I was working my way through 100 rounds of Underwood's finest 10mm with my G20 on Friday, when an ejected case bounced off the top of my booth and got wedged between my shirt collar and my neck. I got two big 3rd degree burns off it before I could get it out.
So yes I said it - I'm a red neck!!
This is the 2nd time its happened at this range and both times have been with the same ammo and barrel combination (Underwood 165 TMJ, 6" barrel and 22lb spring).
The first time I assumed it was a fluke and I was wearing a pretty loose fitting T shirt, so got the casing out PDQ.
However, this time I took care to wear a collar and buttoned it up tight, supposedly learning from the last time. Of course this only made things worse.

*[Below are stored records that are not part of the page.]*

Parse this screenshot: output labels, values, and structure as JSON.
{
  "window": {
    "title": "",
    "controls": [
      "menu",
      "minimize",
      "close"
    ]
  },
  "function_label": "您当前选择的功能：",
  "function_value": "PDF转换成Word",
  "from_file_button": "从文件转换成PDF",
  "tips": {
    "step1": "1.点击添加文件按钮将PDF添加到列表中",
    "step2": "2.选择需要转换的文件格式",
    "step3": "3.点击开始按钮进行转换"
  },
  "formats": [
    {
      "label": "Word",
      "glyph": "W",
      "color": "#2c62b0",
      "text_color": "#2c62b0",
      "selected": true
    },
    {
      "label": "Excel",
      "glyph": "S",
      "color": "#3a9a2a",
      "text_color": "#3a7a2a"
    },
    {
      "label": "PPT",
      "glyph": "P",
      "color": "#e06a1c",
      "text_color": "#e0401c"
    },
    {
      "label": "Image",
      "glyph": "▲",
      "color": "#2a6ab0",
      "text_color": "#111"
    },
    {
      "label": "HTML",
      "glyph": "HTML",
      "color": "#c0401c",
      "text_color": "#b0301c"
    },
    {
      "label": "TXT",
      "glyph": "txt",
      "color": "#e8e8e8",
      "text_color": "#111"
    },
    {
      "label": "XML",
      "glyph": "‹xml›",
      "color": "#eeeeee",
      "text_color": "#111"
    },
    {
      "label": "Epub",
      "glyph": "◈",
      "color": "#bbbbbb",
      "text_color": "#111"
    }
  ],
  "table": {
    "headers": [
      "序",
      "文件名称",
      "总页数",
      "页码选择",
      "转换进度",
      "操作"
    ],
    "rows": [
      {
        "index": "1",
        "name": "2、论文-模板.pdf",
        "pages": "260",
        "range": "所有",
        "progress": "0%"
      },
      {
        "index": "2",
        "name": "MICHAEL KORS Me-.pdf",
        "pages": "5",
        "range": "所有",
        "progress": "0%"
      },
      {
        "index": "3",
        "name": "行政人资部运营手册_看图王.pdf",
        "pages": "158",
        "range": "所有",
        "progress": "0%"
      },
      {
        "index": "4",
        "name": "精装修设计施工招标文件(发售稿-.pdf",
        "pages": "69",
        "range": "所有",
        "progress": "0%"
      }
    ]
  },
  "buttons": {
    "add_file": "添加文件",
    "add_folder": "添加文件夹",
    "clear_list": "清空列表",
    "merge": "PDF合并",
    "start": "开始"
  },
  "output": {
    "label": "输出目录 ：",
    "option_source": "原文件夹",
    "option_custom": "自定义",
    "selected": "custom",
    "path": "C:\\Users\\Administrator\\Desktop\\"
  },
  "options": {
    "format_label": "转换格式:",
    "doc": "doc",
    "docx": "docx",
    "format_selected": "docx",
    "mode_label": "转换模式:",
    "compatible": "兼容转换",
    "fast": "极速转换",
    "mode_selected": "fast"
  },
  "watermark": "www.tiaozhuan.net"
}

This particular casing still got in there but this time was stuck firmly in place by my tight collar - so I got burned a lot worse.
Now for the deadly serious part. Despite all my training, I found myself jumping around like an idiot, trying to get a hot casing out of my collar while holding a loaded and chambered gun in my hand. I am still, 2 days later, shaken to my core by this and deeply embarrassed.

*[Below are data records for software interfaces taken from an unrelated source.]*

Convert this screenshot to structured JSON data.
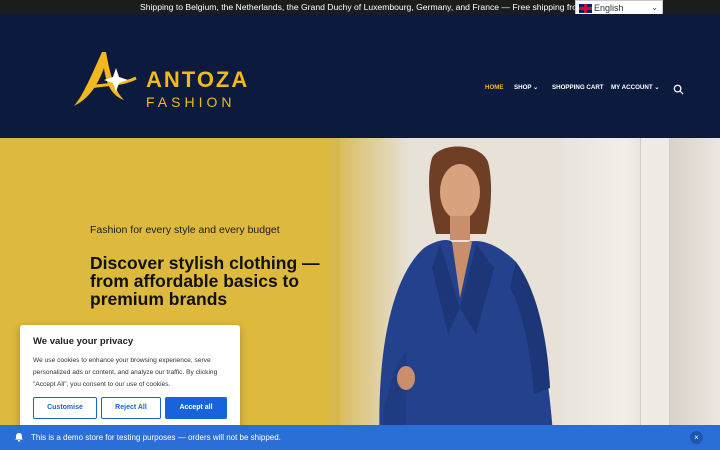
{
  "announcement": {
    "text": "Shipping to Belgium, the Netherlands, the Grand Duchy of Luxembourg, Germany, and France — Free shipping from €50.00"
  },
  "language_selector": {
    "selected": "English",
    "icon": "uk-flag-icon"
  },
  "header": {
    "logo_line1": "ANTOZA",
    "logo_line2": "FASHION",
    "brand_color": "#f3b81e",
    "background": "#0c1a3d",
    "nav": [
      {
        "label": "HOME",
        "active": true
      },
      {
        "label": "SHOP",
        "dropdown": true
      },
      {
        "label": "SHOPPING CART"
      },
      {
        "label": "MY ACCOUNT",
        "dropdown": true
      }
    ],
    "search_icon": "search-icon"
  },
  "hero": {
    "subtitle": "Fashion for every style and every budget",
    "title": "Discover stylish clothing — from affordable basics to premium brands",
    "accent_color": "#ddb93e"
  },
  "cookie_dialog": {
    "title": "We value your privacy",
    "body": "We use cookies to enhance your browsing experience, serve personalized ads or content, and analyze our traffic. By clicking \"Accept All\", you consent to our use of cookies.",
    "customise": "Customise",
    "reject": "Reject All",
    "accept": "Accept all",
    "button_color": "#1863dc"
  },
  "demo_notice": {
    "text": "This is a demo store for testing purposes — orders will not be shipped.",
    "close": "×",
    "color": "#2b6fd6"
  }
}
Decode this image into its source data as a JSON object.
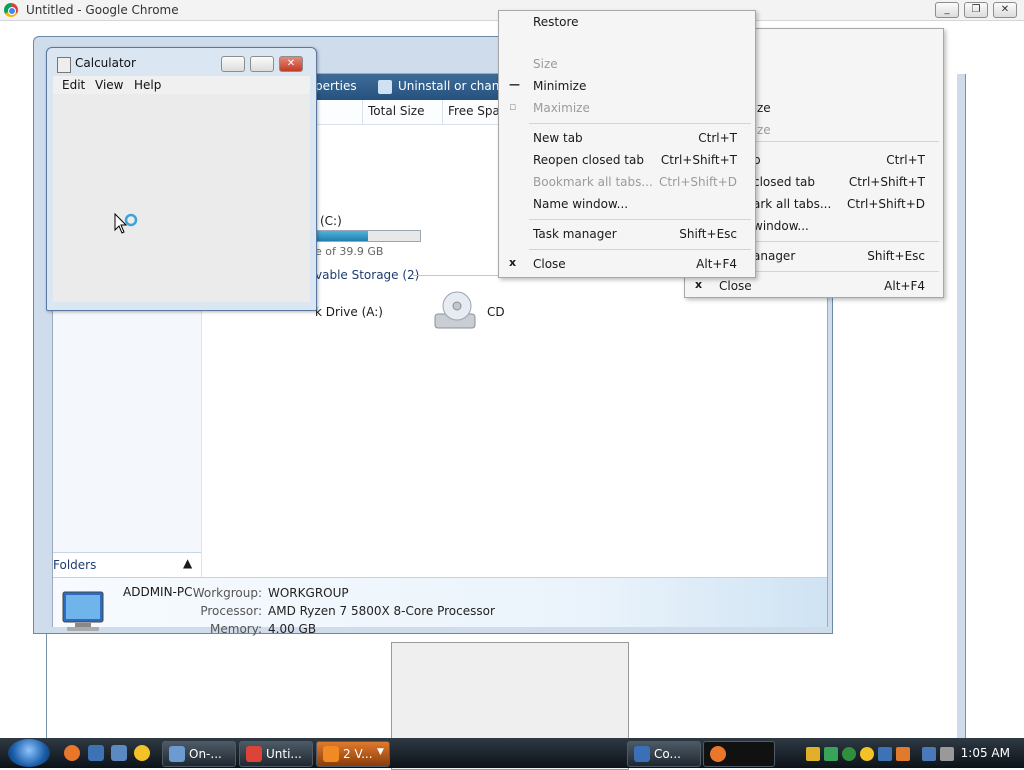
{
  "chrome": {
    "title": "Untitled - Google Chrome",
    "minimize": "_",
    "restore": "❐",
    "close": "✕"
  },
  "explorer": {
    "cmd_properties": "perties",
    "cmd_uninstall": "Uninstall or change a",
    "col_total_size": "Total Size",
    "col_free_space": "Free Spac",
    "drive_c_label": "(C:)",
    "drive_c_free": "e of 39.9 GB",
    "drive_c_fill_fraction": 0.55,
    "removable_header": "vable Storage (2)",
    "floppy_label": "k Drive (A:)",
    "cd_label": "CD",
    "folders_label": "Folders",
    "computer_name": "ADDMIN-PC",
    "workgroup_label": "Workgroup:",
    "workgroup_value": "WORKGROUP",
    "processor_label": "Processor:",
    "processor_value": "AMD Ryzen 7 5800X 8-Core Processor",
    "memory_label": "Memory:",
    "memory_value": "4.00 GB"
  },
  "calculator": {
    "title": "Calculator",
    "menus": [
      "Edit",
      "View",
      "Help"
    ]
  },
  "front_menu": {
    "items": [
      {
        "label": "Restore",
        "shortcut": "",
        "icon": "",
        "disabled": false
      },
      {
        "label": "Size",
        "shortcut": "",
        "icon": "",
        "disabled": true
      },
      {
        "label": "Minimize",
        "shortcut": "",
        "icon": "—",
        "disabled": false
      },
      {
        "label": "Maximize",
        "shortcut": "",
        "icon": "▫",
        "disabled": true
      },
      {
        "label": "New tab",
        "shortcut": "Ctrl+T",
        "disabled": false
      },
      {
        "label": "Reopen closed tab",
        "shortcut": "Ctrl+Shift+T",
        "disabled": false
      },
      {
        "label": "Bookmark all tabs...",
        "shortcut": "Ctrl+Shift+D",
        "disabled": true
      },
      {
        "label": "Name window...",
        "shortcut": "",
        "disabled": false
      },
      {
        "label": "Task manager",
        "shortcut": "Shift+Esc",
        "disabled": false
      },
      {
        "label": "Close",
        "shortcut": "Alt+F4",
        "icon": "x",
        "disabled": false
      }
    ]
  },
  "back_menu": {
    "items": [
      {
        "label": "ze",
        "shortcut": ""
      },
      {
        "label": "ze",
        "shortcut": ""
      },
      {
        "label": "b",
        "shortcut": "Ctrl+T"
      },
      {
        "label": "closed tab",
        "shortcut": "Ctrl+Shift+T"
      },
      {
        "label": "ark all tabs...",
        "shortcut": "Ctrl+Shift+D"
      },
      {
        "label": "window...",
        "shortcut": ""
      },
      {
        "label": "anager",
        "shortcut": "Shift+Esc"
      },
      {
        "label": "Close",
        "shortcut": "Alt+F4",
        "icon": "x"
      }
    ]
  },
  "taskbar": {
    "buttons": [
      {
        "label": "On-...",
        "icon_color": "#6b9bd1"
      },
      {
        "label": "Unti...",
        "icon_color": "#db4437"
      },
      {
        "label": "2 V...",
        "icon_color": "#f08a24"
      },
      {
        "label": "Co...",
        "icon_color": "#3b6fb6"
      }
    ],
    "clock": "1:05 AM"
  }
}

Somewhere in my dance, I placed the weapon on the ground barrel facing the wall behind me and focused on the hot casing. So yes I had swept 1/2 of the range with a loaded weapon
The only "good" thing was that my finger was out of the trigger guard.
Weirdly - my first reaction on feeling the burn, was to stay on the target trying to ignore the burning - telling myself that "this could happen in a real live-fire encounter, so I should tough it out". Pretty stupid in retrospect because of course the burning quickly got to the point that my autonomic system kicked in and over ruled my conscious actions.
This is the worrying part - keeping full control of your weapon while being branded in the neck by a hot casing is pretty challenging and not something you want to train for.
I am pretty sure that one key reason this did not end far worse than it did - was because I generally train "single sot - finger out of the trigger guard" rather than "reset". At the time I was practicing slow single shots. I am shaken to my core by what might have happened if I had been "reset" shooting at the time.